* WHAT TO PRODUCE: When a line of the entries contains the word "Konsumdruck", report that line.
────
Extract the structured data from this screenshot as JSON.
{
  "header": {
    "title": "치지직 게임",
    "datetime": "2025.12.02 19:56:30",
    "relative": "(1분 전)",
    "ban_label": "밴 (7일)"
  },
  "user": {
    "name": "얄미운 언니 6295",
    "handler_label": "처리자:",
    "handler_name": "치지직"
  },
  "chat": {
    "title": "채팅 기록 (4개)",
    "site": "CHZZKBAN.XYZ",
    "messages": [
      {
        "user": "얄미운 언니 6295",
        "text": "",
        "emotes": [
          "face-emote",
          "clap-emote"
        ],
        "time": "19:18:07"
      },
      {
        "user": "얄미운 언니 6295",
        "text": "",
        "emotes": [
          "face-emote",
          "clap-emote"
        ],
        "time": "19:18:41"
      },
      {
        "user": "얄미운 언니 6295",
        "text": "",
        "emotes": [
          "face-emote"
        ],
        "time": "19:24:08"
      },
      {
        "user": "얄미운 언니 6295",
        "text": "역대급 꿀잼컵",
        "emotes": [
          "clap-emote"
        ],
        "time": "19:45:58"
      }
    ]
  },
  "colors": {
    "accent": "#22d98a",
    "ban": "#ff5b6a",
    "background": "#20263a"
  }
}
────
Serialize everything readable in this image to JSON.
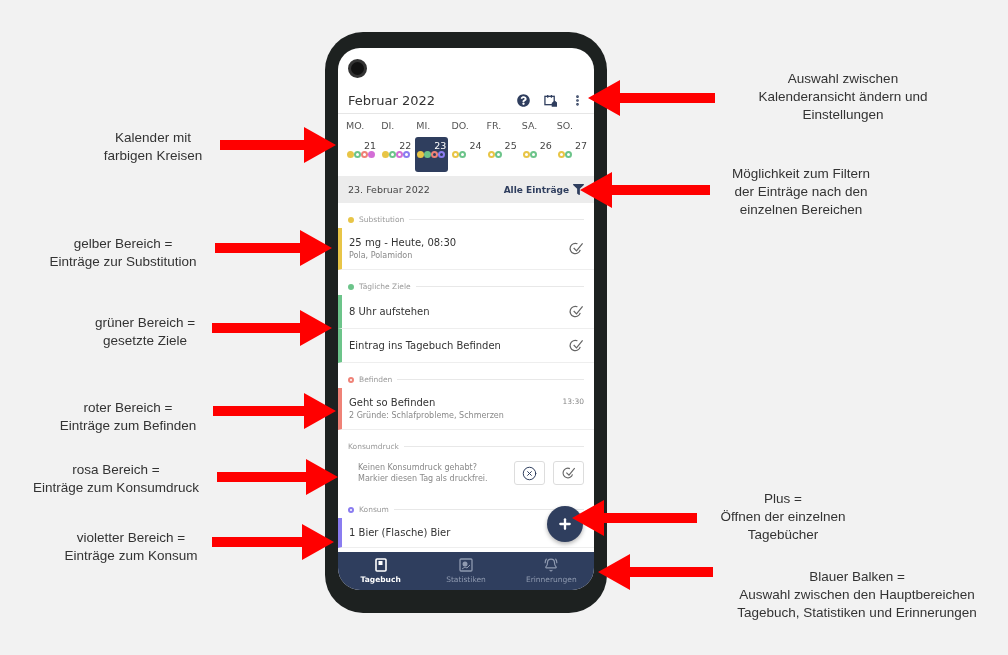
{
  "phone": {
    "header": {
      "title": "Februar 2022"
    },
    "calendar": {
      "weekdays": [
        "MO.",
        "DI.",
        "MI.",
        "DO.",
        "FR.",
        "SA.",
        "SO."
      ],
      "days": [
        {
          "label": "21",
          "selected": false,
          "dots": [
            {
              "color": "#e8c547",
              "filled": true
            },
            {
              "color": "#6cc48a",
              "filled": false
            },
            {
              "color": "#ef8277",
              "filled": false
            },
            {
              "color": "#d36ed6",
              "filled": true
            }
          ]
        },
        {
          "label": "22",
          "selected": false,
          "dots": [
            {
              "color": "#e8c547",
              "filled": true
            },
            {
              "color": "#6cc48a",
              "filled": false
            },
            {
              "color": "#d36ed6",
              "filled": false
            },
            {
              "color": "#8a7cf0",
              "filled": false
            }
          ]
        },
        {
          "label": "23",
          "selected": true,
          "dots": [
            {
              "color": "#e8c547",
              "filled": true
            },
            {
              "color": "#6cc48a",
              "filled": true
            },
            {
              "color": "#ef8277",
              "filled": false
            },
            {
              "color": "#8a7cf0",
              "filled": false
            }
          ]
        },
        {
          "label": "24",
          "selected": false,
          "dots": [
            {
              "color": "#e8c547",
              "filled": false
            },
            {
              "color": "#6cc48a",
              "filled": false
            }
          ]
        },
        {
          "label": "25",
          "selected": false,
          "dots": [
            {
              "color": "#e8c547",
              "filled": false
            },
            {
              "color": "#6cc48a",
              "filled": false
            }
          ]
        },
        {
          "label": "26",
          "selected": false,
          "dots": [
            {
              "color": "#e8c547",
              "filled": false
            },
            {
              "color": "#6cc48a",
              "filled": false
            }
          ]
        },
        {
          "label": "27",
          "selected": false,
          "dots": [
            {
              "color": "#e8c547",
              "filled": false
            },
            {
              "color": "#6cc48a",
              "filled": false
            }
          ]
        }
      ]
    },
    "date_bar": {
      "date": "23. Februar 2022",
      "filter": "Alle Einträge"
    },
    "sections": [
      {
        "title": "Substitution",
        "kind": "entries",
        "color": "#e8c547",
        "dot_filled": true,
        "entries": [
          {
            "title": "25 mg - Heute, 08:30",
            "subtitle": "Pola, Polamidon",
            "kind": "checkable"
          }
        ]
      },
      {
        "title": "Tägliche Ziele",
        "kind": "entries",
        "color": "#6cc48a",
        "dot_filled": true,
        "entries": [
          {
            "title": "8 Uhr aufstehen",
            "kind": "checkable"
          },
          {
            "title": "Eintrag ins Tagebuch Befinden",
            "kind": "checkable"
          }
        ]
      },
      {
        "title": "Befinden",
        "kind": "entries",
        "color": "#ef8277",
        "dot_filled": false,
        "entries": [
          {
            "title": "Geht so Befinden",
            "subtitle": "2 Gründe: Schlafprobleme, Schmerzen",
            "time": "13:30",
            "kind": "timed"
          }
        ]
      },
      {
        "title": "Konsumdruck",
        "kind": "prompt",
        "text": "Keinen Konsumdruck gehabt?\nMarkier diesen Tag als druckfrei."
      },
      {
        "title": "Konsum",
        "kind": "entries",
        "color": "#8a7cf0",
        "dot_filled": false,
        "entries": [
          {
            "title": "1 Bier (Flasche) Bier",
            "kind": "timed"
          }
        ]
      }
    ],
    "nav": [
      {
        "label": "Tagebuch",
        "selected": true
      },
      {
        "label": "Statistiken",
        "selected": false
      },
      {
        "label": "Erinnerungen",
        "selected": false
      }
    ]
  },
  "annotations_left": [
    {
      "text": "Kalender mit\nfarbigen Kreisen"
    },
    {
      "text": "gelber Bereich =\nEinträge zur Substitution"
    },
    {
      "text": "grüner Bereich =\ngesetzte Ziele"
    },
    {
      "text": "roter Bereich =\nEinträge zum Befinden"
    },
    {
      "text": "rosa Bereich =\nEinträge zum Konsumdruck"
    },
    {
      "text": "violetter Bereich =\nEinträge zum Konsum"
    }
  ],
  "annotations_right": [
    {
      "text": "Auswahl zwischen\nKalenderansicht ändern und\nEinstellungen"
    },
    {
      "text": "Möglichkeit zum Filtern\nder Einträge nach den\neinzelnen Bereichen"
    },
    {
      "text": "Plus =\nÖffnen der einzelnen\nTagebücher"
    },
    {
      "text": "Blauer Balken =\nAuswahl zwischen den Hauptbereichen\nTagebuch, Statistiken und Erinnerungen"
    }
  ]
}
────
* RESULT OF THE TASK:
        "title": "Konsumdruck",
        "text": "Keinen Konsumdruck gehabt?\nMarkier diesen Tag als druckfrei."
      "text": "rosa Bereich =\nEinträge zum Konsumdruck"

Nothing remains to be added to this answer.